Employment Law Speed Read – 30/10/17
30th October, 2017
This week's Speed Read looks at a whistleblowing case that clarifies the law in relation to employers' knowledge in unfair dismissal claims.
Royal Mail Ltd v Jhuti
In the recent whistleblowing case of Royal Mail Ltd v Jhuti the Court of Appeal held that there could be no unfair dismissal where the individual who made the decision to dismiss, was not motivated by the protected disclosure.
Ms Jhuti (J) was employed by Royal Mail (RM) as a media specialist and came to believe that her colleagues were offering incentives in breach of OFCOM guidance. J reported these concerns to her line manager in two emails.
Subsequently, J’s line manager put her under great pressure to withdraw her allegations, and threated that if she did not, her employment would be terminated. He then told J to send him a further email, confirming that she was withdrawing her allegations and stating that she had misunderstood the rules governing incentives. Concerned for her job, J complied with this request.
After the incident, J’s relationship with her line manager deteriorated. He was critical of her performance and imposed on her unattainable performance goals. J raised a grievance in relation to his behaviour and went on sick leave for work-related stress. She did not return to work.
RM allocated its Head of Sales Operations (V), who had no previous involvement with J, to review her position at the organisation. V was given correspondence between J and her line manager, but not the emails about the incentives. J was subsequently invited to a meeting where the termination of her employment was to be considered. J could not attend because she was unwell and sent a series of incoherent emails to V that mentioned her original allegations.
Concerned, V spoke to J’s line manager, who said he had dealt with J’s concerns which were based on her misunderstanding of the incentive rules. He also provided V with J’s email withdrawing her allegations. V accepted his account.
V later notified J in writing that she was giving her three months’ notice of dismissal. The letter set out V’s reasons for the dismissal which were based solely on J’s unsatisfactory performance.
J brought proceedings in the Employment Tribunal for unlawful detriment and for automatic unfair dismissal as a result of her making protected disclosures. The ET found that J had been subject to unfair detriment. However, it found that J had not been unfairly dismissed because although her line manager had treated her as having a poor performance record because of her protective disclosure, V’s decision to dismiss her was taken in good faith on what she understood to be genuine poor performance. V had not taken into account the protected disclosures when making her decision.
J appealed to the EAT, which held that both the reason and motivation of the decision maker and the line manager had to be taken into account, and could be attributed to their employer.
Court of Appeal

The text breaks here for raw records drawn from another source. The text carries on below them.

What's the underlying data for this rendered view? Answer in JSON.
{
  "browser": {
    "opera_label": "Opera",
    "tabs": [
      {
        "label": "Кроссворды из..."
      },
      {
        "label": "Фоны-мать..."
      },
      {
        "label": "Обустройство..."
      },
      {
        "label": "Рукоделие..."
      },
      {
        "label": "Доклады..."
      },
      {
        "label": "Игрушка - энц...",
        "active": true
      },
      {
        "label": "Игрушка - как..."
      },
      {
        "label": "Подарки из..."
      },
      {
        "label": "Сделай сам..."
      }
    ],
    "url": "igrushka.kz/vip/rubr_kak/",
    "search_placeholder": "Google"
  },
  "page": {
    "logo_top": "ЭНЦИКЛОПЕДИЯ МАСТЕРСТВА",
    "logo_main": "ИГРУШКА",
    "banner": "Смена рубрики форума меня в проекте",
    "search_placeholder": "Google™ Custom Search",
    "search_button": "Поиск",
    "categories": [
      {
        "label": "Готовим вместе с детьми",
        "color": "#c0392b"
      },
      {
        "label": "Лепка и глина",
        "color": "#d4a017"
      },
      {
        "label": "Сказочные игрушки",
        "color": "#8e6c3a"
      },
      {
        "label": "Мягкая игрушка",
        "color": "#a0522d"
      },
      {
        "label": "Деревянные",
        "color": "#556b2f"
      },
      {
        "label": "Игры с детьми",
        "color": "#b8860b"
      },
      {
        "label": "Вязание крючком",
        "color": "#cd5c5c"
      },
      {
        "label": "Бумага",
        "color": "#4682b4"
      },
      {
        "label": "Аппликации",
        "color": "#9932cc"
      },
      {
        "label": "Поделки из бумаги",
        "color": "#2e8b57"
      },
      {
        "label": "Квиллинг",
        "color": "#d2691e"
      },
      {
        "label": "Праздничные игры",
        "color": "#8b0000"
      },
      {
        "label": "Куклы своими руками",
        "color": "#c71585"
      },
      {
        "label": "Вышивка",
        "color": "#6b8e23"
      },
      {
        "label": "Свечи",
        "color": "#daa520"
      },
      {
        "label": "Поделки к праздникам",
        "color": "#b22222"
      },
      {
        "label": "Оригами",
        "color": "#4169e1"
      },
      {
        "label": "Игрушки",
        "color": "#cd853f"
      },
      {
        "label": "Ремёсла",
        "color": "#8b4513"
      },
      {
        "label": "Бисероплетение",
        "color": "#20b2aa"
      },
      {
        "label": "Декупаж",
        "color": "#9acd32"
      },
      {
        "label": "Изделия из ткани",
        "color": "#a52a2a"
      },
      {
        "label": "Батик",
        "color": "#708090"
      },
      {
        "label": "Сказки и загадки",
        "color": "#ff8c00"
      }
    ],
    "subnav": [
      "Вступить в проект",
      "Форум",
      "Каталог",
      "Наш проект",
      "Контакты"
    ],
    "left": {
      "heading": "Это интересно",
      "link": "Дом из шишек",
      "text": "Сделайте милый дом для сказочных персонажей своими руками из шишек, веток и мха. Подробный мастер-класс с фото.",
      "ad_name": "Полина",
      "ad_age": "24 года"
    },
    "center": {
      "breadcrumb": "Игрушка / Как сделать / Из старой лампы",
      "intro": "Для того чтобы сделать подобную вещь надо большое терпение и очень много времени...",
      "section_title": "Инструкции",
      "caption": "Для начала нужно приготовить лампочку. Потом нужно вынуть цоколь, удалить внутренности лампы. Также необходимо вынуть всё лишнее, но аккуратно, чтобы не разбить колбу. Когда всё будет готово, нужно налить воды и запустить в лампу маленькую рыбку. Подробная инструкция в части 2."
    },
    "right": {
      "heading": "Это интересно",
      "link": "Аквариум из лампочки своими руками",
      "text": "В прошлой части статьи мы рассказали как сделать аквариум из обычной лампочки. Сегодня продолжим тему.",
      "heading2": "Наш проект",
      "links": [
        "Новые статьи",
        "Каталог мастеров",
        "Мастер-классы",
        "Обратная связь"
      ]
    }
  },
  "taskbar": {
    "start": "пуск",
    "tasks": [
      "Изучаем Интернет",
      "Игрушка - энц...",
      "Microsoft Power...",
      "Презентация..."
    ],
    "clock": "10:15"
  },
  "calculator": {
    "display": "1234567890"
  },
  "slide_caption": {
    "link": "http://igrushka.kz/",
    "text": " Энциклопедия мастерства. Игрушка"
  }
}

RM appealed, arguing that for the purposes of determining the ‘reason for dismissal’, the Tribunal was obliged to consider only the mental processes of the person who was authorised to, and did, take the decision to dismiss.
The Court of Appeal (CA) agreed. In acknowledging that it may appear wrong for RM not to be liable for unfair dismissal, the CA stated: “the statutory right not to be unfairly dismissed depends on there being unfairness on the part of the employer; and unfair or even unlawful conduct on the part of individual colleagues or managers is immaterial unless it can properly be attributed to the employer”.
It was held that the line manager’s motivation to dismiss J because of her protected disclosure could not be attributed to RM because it was not shared by V, the person who was charged with making the decision to dismiss.
The CA’s reversal of the EAT’s decision is good news for employers, as they will not be liable for the unfair motivation of employees who are not tasked with investigating or making decisions to dismiss.
Nonetheless, the CA stated that J may still have a remedy under her detriment claim to recover the losses which flowed from her dismissal. Therefore, when dismissing employees, employers should be careful that any evidence they rely on has not been tainted by other members of staff.
If you have any questions on the above and how it will affect you, please do not hesitate to get in touch with a member of our employment team.
Please note that this briefing is designed to be informative, not advisory and represents our understanding of English law and practice as at the date indicated. We would always recommend that you should seek specific guidance on any particular legal issue.
This page may contain links that direct you to third party websites. We have no control over and are not responsible for the content, use by you or availability of those third party websites, for any products or services you buy through those sites or for the treatment of any personal information you provide to the third party.